Agfa has some good and bad elements in its ruler tool. You left-click and drag after toggling the tool “on”, then you have the option to click on a grab-box in the center of the line that will let you drag the numerical measurement elsewhere if you wish. Good idea. But you have to right-click to drop the measurement, and two right-clicks drop the tool. Potential for problems with that. Agfa labels each measurement A, B, C, etc, which is helpful as there is no dotted line connecting the number to the line of measurement. GE uses numerals for this.

Now, here is my idea for the perfect ruler… I like the simple left-click-and-drag approach for the measurement itself, and I like the option to move the scalar somewhere else if desired. So, combine Amicas’ and ScImage’s approach to that point. It also would be nice if you could click a line with the ruler tool if you need to adjust it. Here is my great innovation….add magnification to the mix. As noted on an earlier entry, Agfa uses the mouse wheel to magnify within the zoom tool. How about enabling this functionality for the ruler? Amicas actually won’t let you drop a line if it does not cover a sufficient distance (basically if you didn’t move the mouse more than a few pixels), so how about giving you the ability to zoom in on the area of interest while still within the same ruler tool? I think this would work quite well. Who’s going to be the first to implement it???

I’m going to ignore the angle tool. Most systems let you draw two lines in some fashion and then give the angle between them, useful for Cobb angle measurement. Amicas plans to implement this on the next release of LightBeam. I can’t say I’ve noticed its absence.
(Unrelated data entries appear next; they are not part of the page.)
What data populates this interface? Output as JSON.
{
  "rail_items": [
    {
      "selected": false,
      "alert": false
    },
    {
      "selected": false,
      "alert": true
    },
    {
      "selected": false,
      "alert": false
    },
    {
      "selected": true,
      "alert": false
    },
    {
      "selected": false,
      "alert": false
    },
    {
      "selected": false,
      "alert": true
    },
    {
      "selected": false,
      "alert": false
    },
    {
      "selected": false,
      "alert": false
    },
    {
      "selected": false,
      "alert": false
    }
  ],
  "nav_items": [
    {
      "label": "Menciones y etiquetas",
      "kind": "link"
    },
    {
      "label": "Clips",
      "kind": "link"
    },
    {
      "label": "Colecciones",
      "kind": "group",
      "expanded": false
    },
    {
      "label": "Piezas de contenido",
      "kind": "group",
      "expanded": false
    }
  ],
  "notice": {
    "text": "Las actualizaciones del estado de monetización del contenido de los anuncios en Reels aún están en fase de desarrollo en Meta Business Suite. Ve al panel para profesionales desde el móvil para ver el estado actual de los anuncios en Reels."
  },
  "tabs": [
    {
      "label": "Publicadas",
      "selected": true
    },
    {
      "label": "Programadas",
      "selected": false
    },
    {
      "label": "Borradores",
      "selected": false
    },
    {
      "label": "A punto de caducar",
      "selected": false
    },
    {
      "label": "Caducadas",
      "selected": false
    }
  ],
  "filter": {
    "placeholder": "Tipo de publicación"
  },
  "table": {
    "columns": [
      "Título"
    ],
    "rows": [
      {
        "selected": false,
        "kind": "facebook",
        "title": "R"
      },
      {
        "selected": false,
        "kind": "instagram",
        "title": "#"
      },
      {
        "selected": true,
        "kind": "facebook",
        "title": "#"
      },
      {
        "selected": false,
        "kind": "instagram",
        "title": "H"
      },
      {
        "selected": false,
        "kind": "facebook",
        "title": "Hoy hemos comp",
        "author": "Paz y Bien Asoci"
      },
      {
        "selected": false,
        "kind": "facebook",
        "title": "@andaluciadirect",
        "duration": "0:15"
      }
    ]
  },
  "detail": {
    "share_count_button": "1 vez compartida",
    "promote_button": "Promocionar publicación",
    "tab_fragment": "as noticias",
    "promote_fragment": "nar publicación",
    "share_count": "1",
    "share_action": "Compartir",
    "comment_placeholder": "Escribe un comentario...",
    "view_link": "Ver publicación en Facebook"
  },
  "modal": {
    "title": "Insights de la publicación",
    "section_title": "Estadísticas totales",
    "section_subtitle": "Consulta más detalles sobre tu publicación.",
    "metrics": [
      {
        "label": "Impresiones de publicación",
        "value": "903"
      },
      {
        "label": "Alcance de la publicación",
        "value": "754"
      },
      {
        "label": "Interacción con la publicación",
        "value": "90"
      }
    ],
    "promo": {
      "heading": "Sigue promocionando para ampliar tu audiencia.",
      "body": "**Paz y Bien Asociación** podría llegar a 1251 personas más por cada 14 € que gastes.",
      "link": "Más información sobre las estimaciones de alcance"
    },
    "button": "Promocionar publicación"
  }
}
The ellipse serves many purposes, mainly highlighting an area or giving the average density within that area. Once you get beyond the toggle mentality, I prefer Agfa’s approach. Left-click for the center of the ellipse, left-click-and-drag for one axis, and again for the second. Until the tool is dropped with a right-click, the ellipse can be rotated and resized to your heart’s content. The ellipse grows from the center, not an edge, which turns out to be more intuitive.

Any votes for my next tool-ish remarks?